== Task to complete ==
Below are entries to examine: work out how many lines contain the word "this", and give only that number.

(Element data from apps and pages)
BEGIN
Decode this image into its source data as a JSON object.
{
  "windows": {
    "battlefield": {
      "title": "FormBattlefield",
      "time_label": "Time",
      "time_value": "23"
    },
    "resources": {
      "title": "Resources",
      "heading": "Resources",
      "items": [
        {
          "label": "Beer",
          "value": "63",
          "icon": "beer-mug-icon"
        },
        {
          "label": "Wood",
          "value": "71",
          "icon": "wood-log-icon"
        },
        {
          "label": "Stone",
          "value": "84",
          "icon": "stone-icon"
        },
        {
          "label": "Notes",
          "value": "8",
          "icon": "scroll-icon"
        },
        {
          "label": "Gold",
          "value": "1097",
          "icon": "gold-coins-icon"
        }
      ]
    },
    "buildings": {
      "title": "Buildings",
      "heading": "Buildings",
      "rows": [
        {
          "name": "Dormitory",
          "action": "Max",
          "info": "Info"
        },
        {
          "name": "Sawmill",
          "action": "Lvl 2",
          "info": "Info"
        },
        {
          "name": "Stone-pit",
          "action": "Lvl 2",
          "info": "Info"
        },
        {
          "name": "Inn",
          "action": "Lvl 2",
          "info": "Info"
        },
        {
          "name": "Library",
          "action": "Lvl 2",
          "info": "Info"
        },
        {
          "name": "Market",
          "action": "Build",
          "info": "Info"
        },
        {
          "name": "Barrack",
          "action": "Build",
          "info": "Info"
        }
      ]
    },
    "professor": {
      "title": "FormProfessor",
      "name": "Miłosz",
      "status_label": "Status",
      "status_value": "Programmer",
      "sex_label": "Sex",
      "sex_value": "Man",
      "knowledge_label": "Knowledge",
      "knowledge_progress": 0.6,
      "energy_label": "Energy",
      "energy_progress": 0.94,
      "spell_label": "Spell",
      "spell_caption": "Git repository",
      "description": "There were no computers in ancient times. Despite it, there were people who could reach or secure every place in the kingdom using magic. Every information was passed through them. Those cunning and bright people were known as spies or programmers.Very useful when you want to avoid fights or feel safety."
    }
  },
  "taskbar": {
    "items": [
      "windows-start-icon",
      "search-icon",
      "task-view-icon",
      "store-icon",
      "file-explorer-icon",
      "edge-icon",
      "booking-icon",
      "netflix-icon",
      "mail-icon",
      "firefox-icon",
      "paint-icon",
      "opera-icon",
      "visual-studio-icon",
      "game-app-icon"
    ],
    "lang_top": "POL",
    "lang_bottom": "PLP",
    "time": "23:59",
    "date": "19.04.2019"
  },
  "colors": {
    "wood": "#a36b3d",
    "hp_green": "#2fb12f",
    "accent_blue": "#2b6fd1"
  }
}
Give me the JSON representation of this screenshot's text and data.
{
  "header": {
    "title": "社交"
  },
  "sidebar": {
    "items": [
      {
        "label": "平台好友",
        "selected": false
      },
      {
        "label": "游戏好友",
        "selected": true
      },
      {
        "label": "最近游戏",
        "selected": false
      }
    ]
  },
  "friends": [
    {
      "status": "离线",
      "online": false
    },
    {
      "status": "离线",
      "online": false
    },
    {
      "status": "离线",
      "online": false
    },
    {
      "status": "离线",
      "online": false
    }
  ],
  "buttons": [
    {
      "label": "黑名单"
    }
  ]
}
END
== Reply ==
2